Thailand will work beyond the “hardware” level to improve its “spiritual” and cultural connection with China under the ongoing Belt and Road Initiative, said Theerakun Niyom, Thailand’s ambassador to China.
“Mentioning the initiative, people would first think about the Chinese-Thai connection in terms of hardware, such as railways. However, we want to go beyond that and connect people of the two countries through cultural communication, during which process education will play a key role,” Theerakun told China Daily.
“To enhance mutual understanding, we will continue supporting China to establish a Confucius Institute in Thailand, and meanwhile work with the Chinese government to set up more short-term exchange programs and provide more scholarships to undergraduate and graduate students from the other country,” Theerakun said.
He made the remarks while attending the eighth China-ASEAN Education Cooperation Week, which was held in early August in Guiyang, the capital of Guizhou province.
Acting as an exchange and communication channel between China and the Association of Southeast Asian Nations, the event has been held annually in the city since 2008 and has gathered ambassadors, education officials and heads of education institutions from Southeast Asian countries.

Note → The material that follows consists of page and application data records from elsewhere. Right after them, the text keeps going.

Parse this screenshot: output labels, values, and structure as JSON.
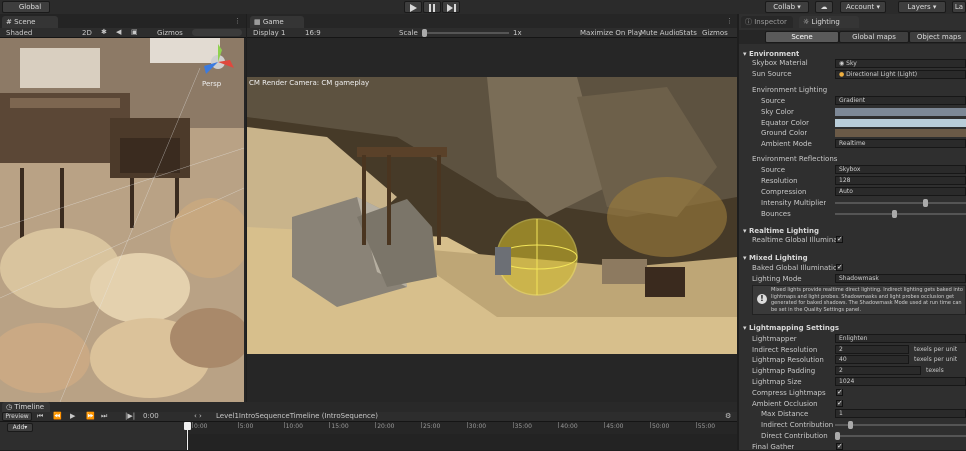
{
  "toolbar": {
    "global_label": "Global",
    "play_icon": "play-icon",
    "pause_icon": "pause-icon",
    "step_icon": "step-icon",
    "collab_label": "Collab",
    "account_label": "Account",
    "layers_label": "Layers",
    "layout_label": "La"
  },
  "scene": {
    "tab_label": "Scene",
    "shading_mode": "Shaded",
    "mode_2d": "2D",
    "gizmos_label": "Gizmos",
    "persp_label": "Persp"
  },
  "game": {
    "tab_label": "Game",
    "display": "Display 1",
    "aspect": "16:9",
    "scale_label": "Scale",
    "scale_value": "1x",
    "maximize_label": "Maximize On Play",
    "mute_label": "Mute Audio",
    "stats_label": "Stats",
    "gizmos_label": "Gizmos",
    "camera_overlay": "CM Render Camera: CM gameplay"
  },
  "inspector": {
    "tab_inspector": "Inspector",
    "tab_lighting": "Lighting",
    "subtabs": [
      "Scene",
      "Global maps",
      "Object maps"
    ],
    "environment": {
      "header": "Environment",
      "skybox_label": "Skybox Material",
      "skybox_value": "Sky",
      "sun_label": "Sun Source",
      "sun_value": "Directional Light (Light)",
      "lighting_header": "Environment Lighting",
      "source_label": "Source",
      "source_value": "Gradient",
      "sky_color_label": "Sky Color",
      "equator_label": "Equator Color",
      "ground_label": "Ground Color",
      "ambient_mode_label": "Ambient Mode",
      "ambient_mode_value": "Realtime",
      "sky_color": "#7d8896",
      "equator_color": "#b9cdd9",
      "ground_color": "#6b5a47",
      "reflections_header": "Environment Reflections",
      "refl_source_label": "Source",
      "refl_source_value": "Skybox",
      "resolution_label": "Resolution",
      "resolution_value": "128",
      "compression_label": "Compression",
      "compression_value": "Auto",
      "intensity_label": "Intensity Multiplier",
      "intensity_value": 0.7,
      "bounces_label": "Bounces",
      "bounces_value": 0.45
    },
    "realtime": {
      "header": "Realtime Lighting",
      "gi_label": "Realtime Global Illumination",
      "gi_checked": "✓"
    },
    "mixed": {
      "header": "Mixed Lighting",
      "baked_label": "Baked Global Illumination",
      "baked_checked": "✓",
      "mode_label": "Lighting Mode",
      "mode_value": "Shadowmask",
      "help_text": "Mixed lights provide realtime direct lighting. Indirect lighting gets baked into lightmaps and light probes. Shadowmasks and light probes occlusion get generated for baked shadows. The Shadowmask Mode used at run time can be set in the Quality Settings panel."
    },
    "lightmapping": {
      "header": "Lightmapping Settings",
      "lightmapper_label": "Lightmapper",
      "lightmapper_value": "Enlighten",
      "indirect_res_label": "Indirect Resolution",
      "indirect_res_value": "2",
      "indirect_res_unit": "texels per unit",
      "lightmap_res_label": "Lightmap Resolution",
      "lightmap_res_value": "40",
      "lightmap_res_unit": "texels per unit",
      "padding_label": "Lightmap Padding",
      "padding_value": "2",
      "padding_unit": "texels",
      "size_label": "Lightmap Size",
      "size_value": "1024",
      "compress_label": "Compress Lightmaps",
      "compress_checked": "✓",
      "ao_label": "Ambient Occlusion",
      "ao_checked": "✓",
      "max_dist_label": "Max Distance",
      "max_dist_value": "1",
      "indirect_contrib_label": "Indirect Contribution",
      "indirect_contrib_value": 0.1,
      "direct_contrib_label": "Direct Contribution",
      "direct_contrib_value": 0.0,
      "final_gather_label": "Final Gather",
      "final_gather_checked": "✓"
    }
  },
  "timeline": {
    "tab_label": "Timeline",
    "preview_label": "Preview",
    "time_value": "0:00",
    "asset_name": "Level1IntroSequenceTimeline (IntroSequence)",
    "add_label": "Add",
    "ticks": [
      "0:00",
      "5:00",
      "10:00",
      "15:00",
      "20:00",
      "25:00",
      "30:00",
      "35:00",
      "40:00",
      "45:00",
      "50:00",
      "55:00"
    ]
  }
}
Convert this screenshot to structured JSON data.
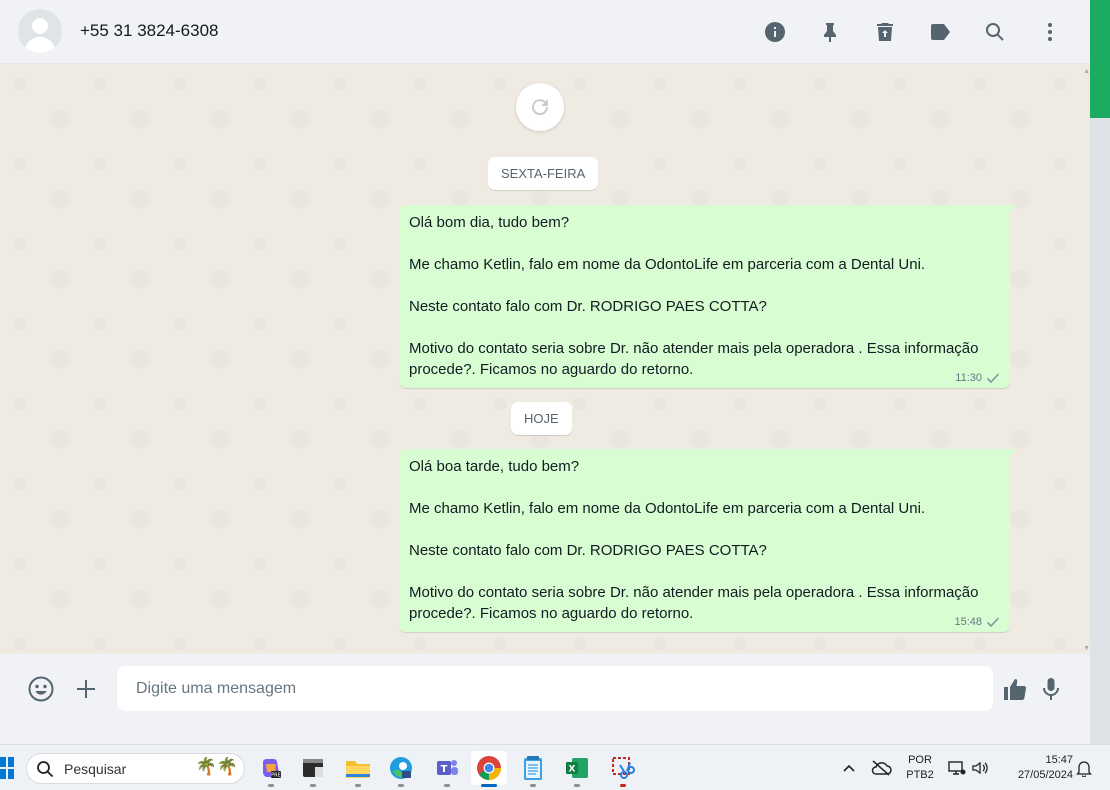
{
  "header": {
    "contact_name": "+55 31 3824-6308",
    "icons": [
      "info-icon",
      "pin-icon",
      "delete-icon",
      "label-icon",
      "search-icon",
      "menu-icon"
    ]
  },
  "chat": {
    "date_chips": [
      "SEXTA-FEIRA",
      "HOJE"
    ],
    "messages": [
      {
        "lines": [
          "Olá bom dia, tudo bem?",
          "Me chamo Ketlin, falo em nome da OdontoLife em parceria com a Dental Uni.",
          "Neste contato falo com Dr. RODRIGO PAES COTTA?",
          "Motivo do contato seria sobre Dr. não atender mais pela operadora . Essa informação procede?. Ficamos no aguardo do retorno."
        ],
        "time": "11:30",
        "status": "sent"
      },
      {
        "lines": [
          "Olá boa tarde, tudo bem?",
          "Me chamo Ketlin, falo em nome da OdontoLife em parceria com a Dental Uni.",
          "Neste contato falo com Dr. RODRIGO PAES COTTA?",
          "Motivo do contato seria sobre Dr. não atender mais pela operadora . Essa informação procede?. Ficamos no aguardo do retorno."
        ],
        "time": "15:48",
        "status": "sent"
      }
    ]
  },
  "composer": {
    "placeholder": "Digite uma mensagem"
  },
  "taskbar": {
    "search_placeholder": "Pesquisar",
    "apps": [
      "copilot",
      "terminal",
      "file-explorer",
      "edge",
      "teams",
      "chrome",
      "notepad",
      "excel",
      "snipping-tool"
    ],
    "active_app": "chrome",
    "lang_top": "POR",
    "lang_bottom": "PTB2",
    "time": "15:47",
    "date": "27/05/2024"
  },
  "colors": {
    "accent_green": "#1daa61",
    "bubble_out": "#d9fdd3",
    "chat_bg": "#efeae2",
    "panel_bg": "#f0f2f5"
  }
}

Affection for language
Theerakun said there are about 20,000 Thai students studying in China, and the number of Chinese students studying in Thailand now runs between 40,000 and 50,000.
“The numbers are considerable to Thailand, and these students, I believe, will become the hard core of the bilateral relationship, for their intimate knowledge of and deep affection for the language and culture of the other country where they have studied,” Theerakun said.
He said Thailand and China have a long history of cooperation in the education field, and friendship between people from the two countries has lasted for a long time.
“They have been willing to learn each other’s language and culture and get to know aspects of the other country,” Theerakun said.
“I think the communication between two countries usually starts from learning each other’s language as a tool. After acquiring the tool, the interest in the other country would then expand to more aspects,” he said.
According to Theerakun, 20,000 people in Thailand are now studying the Chinese language, while in China there are also thousands of people studying the Thai language.
Theerakun has been Thailand’s ambassador to China since April, but he said China has never been an unfamiliar nation to him.
“We have been informed of China and its culture since we were young, so Chinese people and their lifestyle are not something new for people in Thailand,” said Theerakun, who was raised in southern Thailand, where he said there were lots of Chinese people and a strong Chinese cultural influence.
“At school, we learned a lot about China from teachers and textbooks, and we even haddays off on Chinese Spring Festival,” he said.
The learning has lasted, and Theerakun said he has gradually acquired some Chinese ways of thinking, since his work has always been connected with China over the years. Now working in China, Theerakun said he has more ways to explore and get to know the country even better.
“I have opportunities to know more by having Chinese food, talking to Chinese working staff and traveling around the country,” he said.
(China Daily 08/31/2015 page5)